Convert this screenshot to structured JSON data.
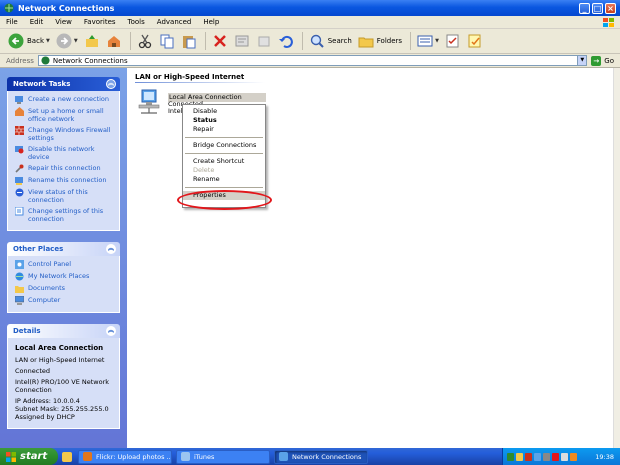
{
  "window": {
    "title": "Network Connections"
  },
  "menu": [
    "File",
    "Edit",
    "View",
    "Favorites",
    "Tools",
    "Advanced",
    "Help"
  ],
  "toolbar": {
    "back": "Back",
    "search": "Search",
    "folders": "Folders"
  },
  "address": {
    "label": "Address",
    "value": "Network Connections",
    "go": "Go"
  },
  "network_tasks": {
    "title": "Network Tasks",
    "items": [
      "Create a new connection",
      "Set up a home or small office network",
      "Change Windows Firewall settings",
      "Disable this network device",
      "Repair this connection",
      "Rename this connection",
      "View status of this connection",
      "Change settings of this connection"
    ]
  },
  "other_places": {
    "title": "Other Places",
    "items": [
      "Control Panel",
      "My Network Places",
      "Documents",
      "Computer"
    ]
  },
  "details": {
    "title": "Details",
    "name": "Local Area Connection",
    "lines": [
      "LAN or High-Speed Internet",
      "Connected",
      "Intel(R) PRO/100 VE Network Connection",
      "IP Address: 10.0.0.4",
      "Subnet Mask: 255.255.255.0",
      "Assigned by DHCP"
    ]
  },
  "content": {
    "group_title": "LAN or High-Speed Internet",
    "connection": {
      "name": "Local Area Connection",
      "status": "Connected",
      "device": "Intel"
    }
  },
  "context_menu": {
    "items": [
      "Disable",
      "Status",
      "Repair",
      "Bridge Connections",
      "Create Shortcut",
      "Delete",
      "Rename",
      "Properties"
    ]
  },
  "taskbar": {
    "start": "start",
    "buttons": [
      "Flickr: Upload photos ...",
      "iTunes",
      "Network Connections"
    ],
    "clock": "19:38"
  },
  "colors": {
    "title_bar": "#0a57e0",
    "task_pane": "#7ba2e7",
    "highlight_circle": "#e2161b",
    "start_button": "#2b8d2b"
  }
}
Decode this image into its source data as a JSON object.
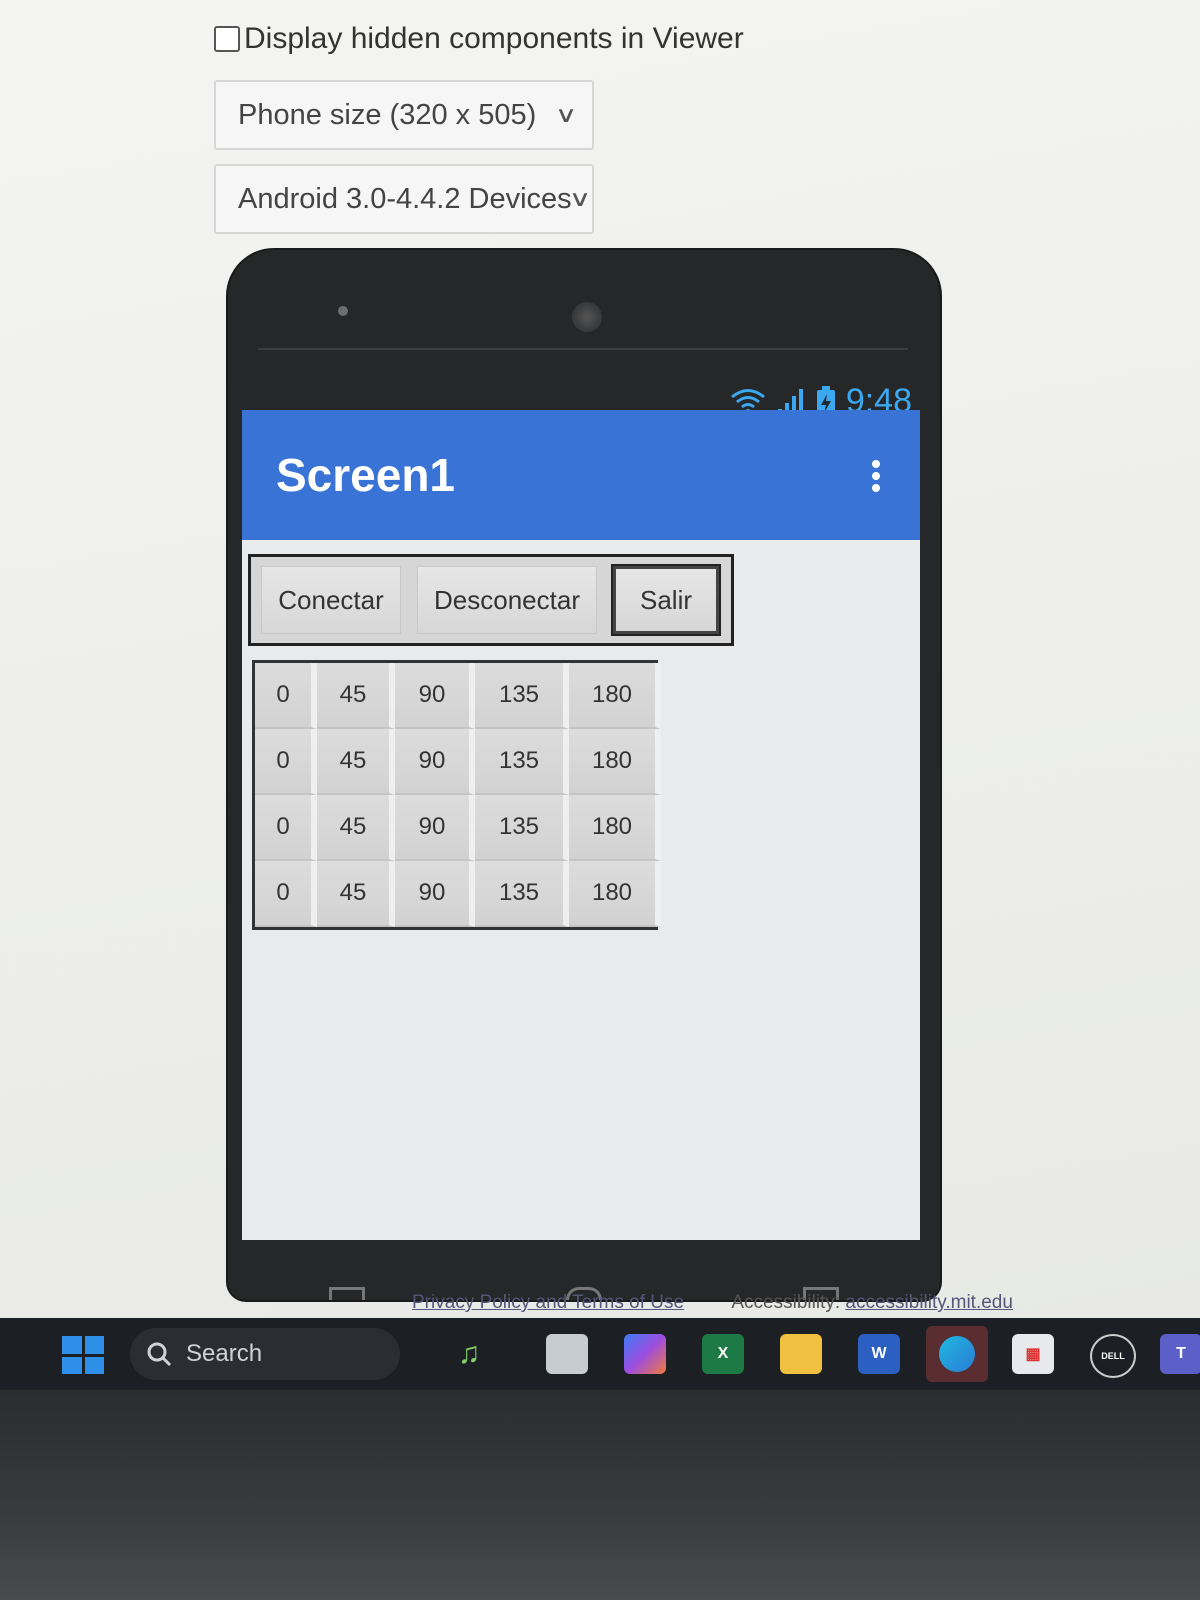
{
  "viewer": {
    "hidden_components_label": "Display hidden components in Viewer",
    "phone_size": "Phone size (320 x 505)",
    "device": "Android 3.0-4.4.2 Devices"
  },
  "phone": {
    "status_time": "9:48",
    "screen_title": "Screen1",
    "buttons": [
      "Conectar",
      "Desconectar",
      "Salir"
    ],
    "grid": [
      [
        "0",
        "45",
        "90",
        "135",
        "180"
      ],
      [
        "0",
        "45",
        "90",
        "135",
        "180"
      ],
      [
        "0",
        "45",
        "90",
        "135",
        "180"
      ],
      [
        "0",
        "45",
        "90",
        "135",
        "180"
      ]
    ]
  },
  "footer": {
    "privacy": "Privacy Policy and Terms of Use",
    "accessibility_label": "Accessibility:",
    "accessibility_link": "accessibility.mit.edu"
  },
  "taskbar": {
    "search_label": "Search",
    "apps": [
      "accessibility-icon",
      "copilot-icon",
      "excel-icon",
      "file-explorer-icon",
      "word-icon",
      "edge-icon",
      "store-icon",
      "dell-icon",
      "teams-icon"
    ]
  },
  "colors": {
    "app_bar": "#3a73d6",
    "status_icons": "#3aa9f1",
    "taskbar": "#1c1f24"
  }
}
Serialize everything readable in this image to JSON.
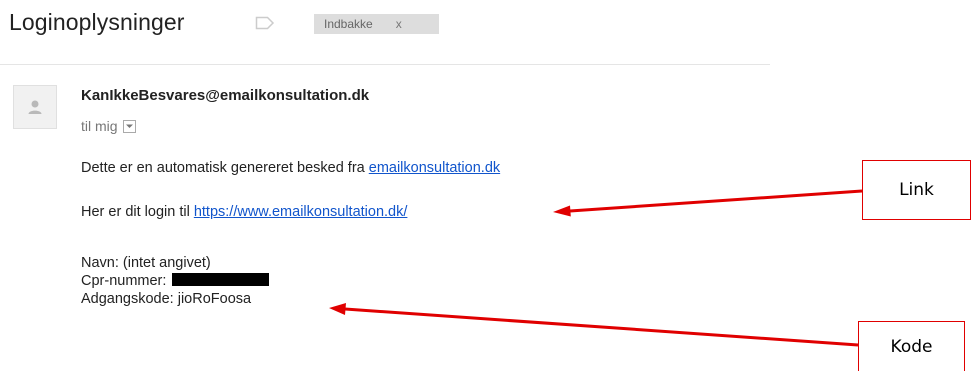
{
  "email": {
    "subject": "Loginoplysninger",
    "label_chip": {
      "text": "Indbakke",
      "remove": "x"
    },
    "sender": "KanIkkeBesvares@emailkonsultation.dk",
    "recipient": "til mig",
    "body": {
      "line1_prefix": "Dette er en automatisk genereret besked fra ",
      "line1_link": "emailkonsultation.dk",
      "line2_prefix": "Her er dit login til ",
      "line2_link": "https://www.emailkonsultation.dk/",
      "name_line": "Navn: (intet angivet)",
      "cpr_label": "Cpr-nummer:",
      "password_line": "Adgangskode: jioRoFoosa"
    }
  },
  "annotations": {
    "link_label": "Link",
    "code_label": "Kode",
    "color": "#e00000"
  },
  "colors": {
    "link": "#1155cc",
    "chip_bg": "#dddddd",
    "redaction": "#000000"
  },
  "icons": {
    "label_tag": "label-tag-icon",
    "avatar": "person-icon",
    "recipient_toggle": "chevron-down-icon"
  }
}
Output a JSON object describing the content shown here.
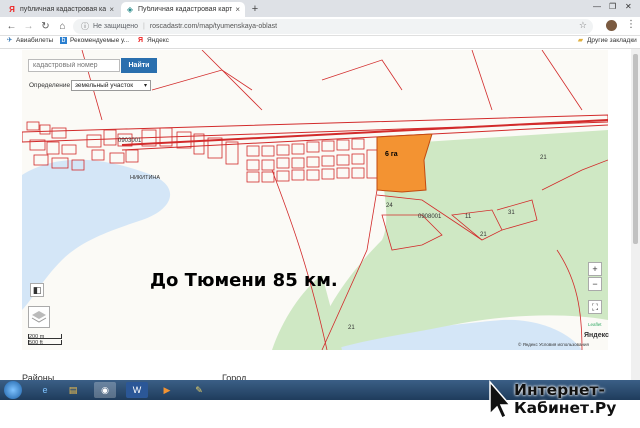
{
  "browser": {
    "tabs": [
      {
        "label": "публичная кадастровая карта",
        "favicon": "yandex-icon",
        "active": false
      },
      {
        "label": "Публичная кадастровая карта",
        "favicon": "globe-icon",
        "active": true
      }
    ],
    "address": {
      "security": "Не защищено",
      "url": "roscadastr.com/map/tyumenskaya-oblast"
    },
    "bookmarks": [
      {
        "label": "Авиабилеты",
        "icon": "plane-icon"
      },
      {
        "label": "Рекомендуемые у...",
        "icon": "bookmark-icon"
      },
      {
        "label": "Яндекс",
        "icon": "yandex-icon"
      }
    ],
    "other_bookmarks": "Другие закладки"
  },
  "search": {
    "placeholder": "кадастровый номер",
    "button": "Найти",
    "definition_label": "Определение",
    "definition_value": "земельный участок"
  },
  "map": {
    "labels": {
      "village": "НИКИТИНА",
      "cadastre1": "0903001",
      "cadastre2": "0908001",
      "parcel_21": "21",
      "parcel_24": "24",
      "parcel_11": "11",
      "parcel_31": "31",
      "parcel_21b": "21",
      "parcel_21c": "21"
    },
    "area_label": "6 га",
    "distance_text": "До Тюмени 85 км.",
    "scale": {
      "top": "200 m",
      "bottom": "500 ft"
    },
    "attribution": "© Яндекс  Условия использования",
    "provider": "Яндекс",
    "leaflet": "Leaflet",
    "zoom_in": "+",
    "zoom_out": "−",
    "colors": {
      "selected_parcel": "#f39332",
      "forest": "#cfe8c4",
      "river": "#cfe3f5",
      "cadastre_line": "#d22b2b"
    }
  },
  "below": {
    "left": "Районы",
    "right": "Город"
  },
  "watermark": {
    "line1": "Интернет-",
    "line2": "Кабинет.Ру"
  }
}
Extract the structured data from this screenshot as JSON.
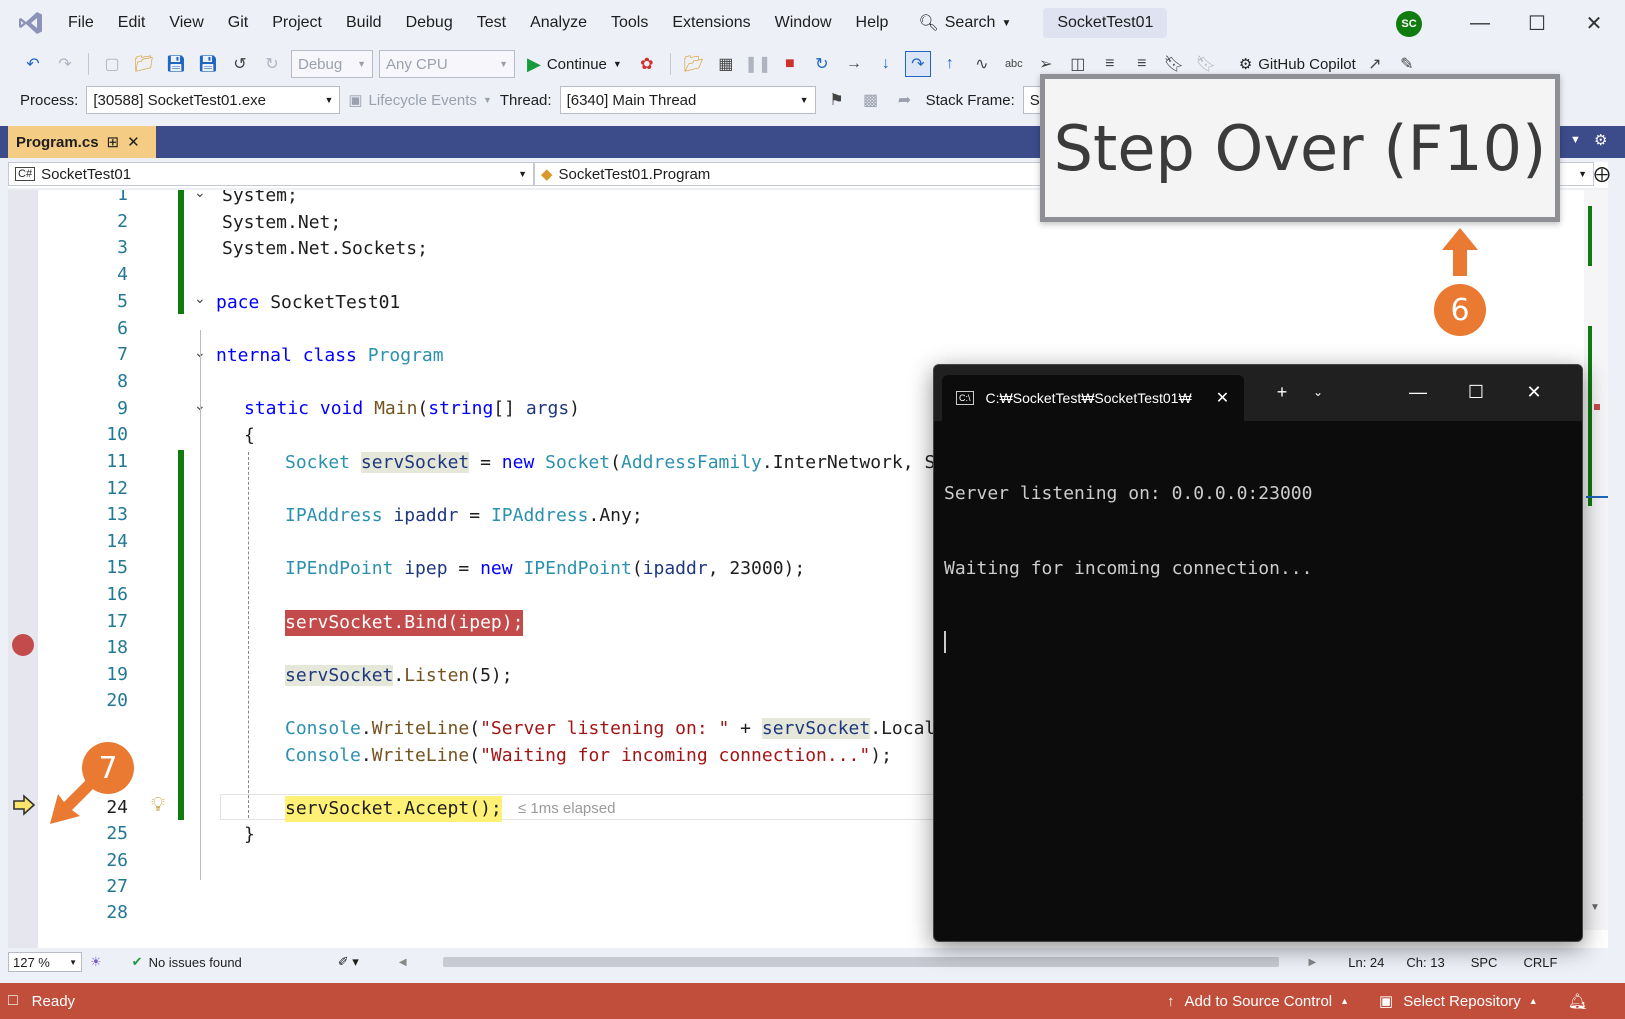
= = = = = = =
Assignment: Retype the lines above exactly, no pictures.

Exercise result:
Convert this screenshot to structured JSON data.
{
  "window": {
    "title": "Network Connections"
  },
  "menu": [
    "File",
    "Edit",
    "View",
    "Favorites",
    "Tools",
    "Advanced",
    "Help"
  ],
  "toolbar": {
    "back": "Back",
    "search": "Search",
    "folders": "Folders"
  },
  "address": {
    "label": "Address",
    "value": "Network Connections",
    "go": "Go"
  },
  "network_tasks": {
    "title": "Network Tasks",
    "items": [
      "Create a new connection",
      "Set up a home or small office network",
      "Change Windows Firewall settings",
      "Disable this network device",
      "Repair this connection",
      "Rename this connection",
      "View status of this connection",
      "Change settings of this connection"
    ]
  },
  "other_places": {
    "title": "Other Places",
    "items": [
      "Control Panel",
      "My Network Places",
      "Documents",
      "Computer"
    ]
  },
  "details": {
    "title": "Details",
    "name": "Local Area Connection",
    "lines": [
      "LAN or High-Speed Internet",
      "Connected",
      "Intel(R) PRO/100 VE Network Connection",
      "IP Address: 10.0.0.4",
      "Subnet Mask: 255.255.255.0",
      "Assigned by DHCP"
    ]
  },
  "content": {
    "group_title": "LAN or High-Speed Internet",
    "connection": {
      "name": "Local Area Connection",
      "status": "Connected",
      "device": "Intel"
    }
  },
  "context_menu": {
    "items": [
      "Disable",
      "Status",
      "Repair",
      "Bridge Connections",
      "Create Shortcut",
      "Delete",
      "Rename",
      "Properties"
    ]
  },
  "taskbar": {
    "start": "start",
    "buttons": [
      "Flickr: Upload photos ...",
      "iTunes",
      "Network Connections"
    ],
    "clock": "19:38"
  },
  "colors": {
    "title_bar": "#0a57e0",
    "task_pane": "#7ba2e7",
    "highlight_circle": "#e2161b",
    "start_button": "#2b8d2b"
  }
}
Decode this image into its source data as a JSON object.
{
  "viewer": {
    "hidden_components_label": "Display hidden components in Viewer",
    "phone_size": "Phone size (320 x 505)",
    "device": "Android 3.0-4.4.2 Devices"
  },
  "phone": {
    "status_time": "9:48",
    "screen_title": "Screen1",
    "buttons": [
      "Conectar",
      "Desconectar",
      "Salir"
    ],
    "grid": [
      [
        "0",
        "45",
        "90",
        "135",
        "180"
      ],
      [
        "0",
        "45",
        "90",
        "135",
        "180"
      ],
      [
        "0",
        "45",
        "90",
        "135",
        "180"
      ],
      [
        "0",
        "45",
        "90",
        "135",
        "180"
      ]
    ]
  },
  "footer": {
    "privacy": "Privacy Policy and Terms of Use",
    "accessibility_label": "Accessibility:",
    "accessibility_link": "accessibility.mit.edu"
  },
  "taskbar": {
    "search_label": "Search",
    "apps": [
      "accessibility-icon",
      "copilot-icon",
      "excel-icon",
      "file-explorer-icon",
      "word-icon",
      "edge-icon",
      "store-icon",
      "dell-icon",
      "teams-icon"
    ]
  },
  "colors": {
    "app_bar": "#3a73d6",
    "status_icons": "#3aa9f1",
    "taskbar": "#1c1f24"
  }
}
Serialize everything readable in this image to JSON.
{
  "email": {
    "subject": "Loginoplysninger",
    "label_chip": {
      "text": "Indbakke",
      "remove": "x"
    },
    "sender": "KanIkkeBesvares@emailkonsultation.dk",
    "recipient": "til mig",
    "body": {
      "line1_prefix": "Dette er en automatisk genereret besked fra ",
      "line1_link": "emailkonsultation.dk",
      "line2_prefix": "Her er dit login til ",
      "line2_link": "https://www.emailkonsultation.dk/",
      "name_line": "Navn: (intet angivet)",
      "cpr_label": "Cpr-nummer:",
      "password_line": "Adgangskode: jioRoFoosa"
    }
  },
  "annotations": {
    "link_label": "Link",
    "code_label": "Kode",
    "color": "#e00000"
  },
  "colors": {
    "link": "#1155cc",
    "chip_bg": "#dddddd",
    "redaction": "#000000"
  },
  "icons": {
    "label_tag": "label-tag-icon",
    "avatar": "person-icon",
    "recipient_toggle": "chevron-down-icon"
  }
}
Output a JSON object describing the content shown here.
{
  "browser": {
    "tabs": [
      {
        "label": "публичная кадастровая карта",
        "favicon": "yandex-icon",
        "active": false
      },
      {
        "label": "Публичная кадастровая карта",
        "favicon": "globe-icon",
        "active": true
      }
    ],
    "address": {
      "security": "Не защищено",
      "url": "roscadastr.com/map/tyumenskaya-oblast"
    },
    "bookmarks": [
      {
        "label": "Авиабилеты",
        "icon": "plane-icon"
      },
      {
        "label": "Рекомендуемые у...",
        "icon": "bookmark-icon"
      },
      {
        "label": "Яндекс",
        "icon": "yandex-icon"
      }
    ],
    "other_bookmarks": "Другие закладки"
  },
  "search": {
    "placeholder": "кадастровый номер",
    "button": "Найти",
    "definition_label": "Определение",
    "definition_value": "земельный участок"
  },
  "map": {
    "labels": {
      "village": "НИКИТИНА",
      "cadastre1": "0903001",
      "cadastre2": "0908001",
      "parcel_21": "21",
      "parcel_24": "24",
      "parcel_11": "11",
      "parcel_31": "31",
      "parcel_21b": "21",
      "parcel_21c": "21"
    },
    "area_label": "6 га",
    "distance_text": "До Тюмени 85 км.",
    "scale": {
      "top": "200 m",
      "bottom": "500 ft"
    },
    "attribution": "© Яндекс  Условия использования",
    "provider": "Яндекс",
    "leaflet": "Leaflet",
    "zoom_in": "+",
    "zoom_out": "−",
    "colors": {
      "selected_parcel": "#f39332",
      "forest": "#cfe8c4",
      "river": "#cfe3f5",
      "cadastre_line": "#d22b2b"
    }
  },
  "below": {
    "left": "Районы",
    "right": "Город"
  },
  "watermark": {
    "line1": "Интернет-",
    "line2": "Кабинет.Ру"
  }
}
Extract the structured data from this screenshot as JSON.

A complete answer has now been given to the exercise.